After a hot shower and Andhra’s staple breakfast of pesarattu, a type of dosa, with ginger chutney, at the hotel, I was ready to explore the city.
Hopping into a cab, I took off for Kailasagiri, a park perched on a hill. Large statues of Shiva and Parvati dominate the landscape and the park provides spectacular views of the ocean-hemmed city.
Visakhapatnam’s attractions are largely located on Beach Road, that scenically wends along the coast from the Naval Base in the city to Thotlakonda, 34km away, providing several photo opportunities. There are food vendors all along the route, selling chaat, coconut water, roasted corn, banana fritters, Irani chai and kulfi.

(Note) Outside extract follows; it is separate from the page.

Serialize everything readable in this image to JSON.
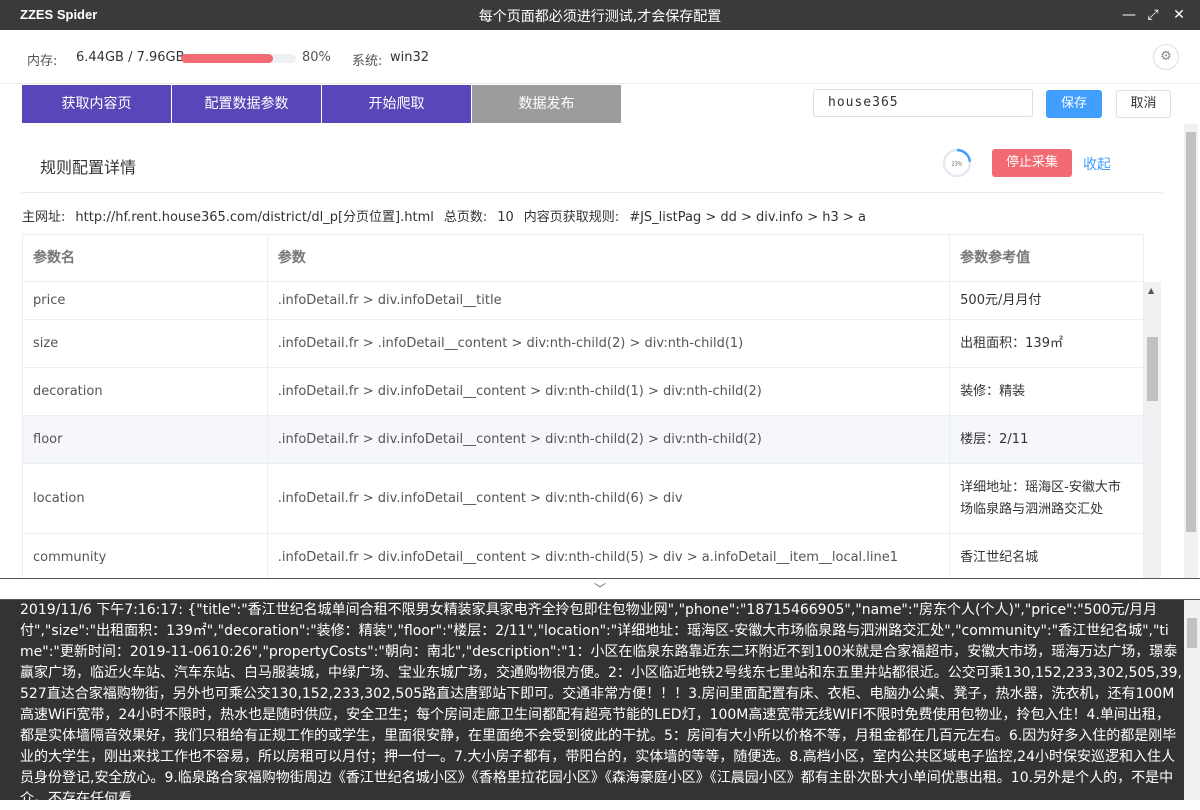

Thotlakonda is home to an ancient Buddhist monastery, a delightfully serene setting atop a hillock from where I imagined monks would have had unobstructed view of blue skies touching the aqua waters.
Around 14km from Thotlakonda is Bheemunipatnam, a charming little fishing village. Shrimp hatcheries along its approach announced its presence way before it appeared in sight. This was once a prominent Dutch settlement, which was to later become a major trade post under the British East India Company. Its colonial past can be seen at the beach-side cemetery across from a flagstaff signal that bears its name.
Back in Visakhapatnam, I reserved the evening for INS Kursura, a submarine of the Indian Navy. A key participant in the India-Pakistan War of 1971, it was decommissioned in 2011 and sited on Ramakrishna beach as South Asia’s first submarine museum.
Little surprise, that the day-long exploration found me passing out as soon as my head hit the pillow; refreshed and ready for travelling to Araku Valley, about 110km away.
En route, I stopped at Varaha Lakshmi Narasimha Temple, its elaborate Rajagopuram crowning the Simhachalam hilltop just outside Visakhapatnam. Pressed for time, I fast-tracked into the sanctum via the “Special Darshan” queue.
Next up was a peek into the 150-million-year-old Borra Caves, a geological wonder about 80km from Visakhapatnam that requires descending many hundred steps to view its stunning karst formations. One could stand and gaze for hours at the hundreds of spot-lit stalactites and stalagmites in one of the deepest caves in India, but I had to reach Araku Valley by early afternoon.
The drive was a slideshow of astounding sights; broad valleys, patchworks of red soil and green fields hosting clusters of neat hutments framed by distant rain-washed ranges. I visited Araku’s Tribal Museum that features exhibits about the Gadabas, Savara, Koyas and other tribes of the state. A small Coffee Museum across the road was easily added to the plan. An invigorating cup of Araku Valley Arabica later, I headed back to Visakhapatnam, to catch a late night train to Hyderabad.
Weekend Vacations offers suggestions on getaways that allow for short breaks from metros. The author tweets from @babesbanter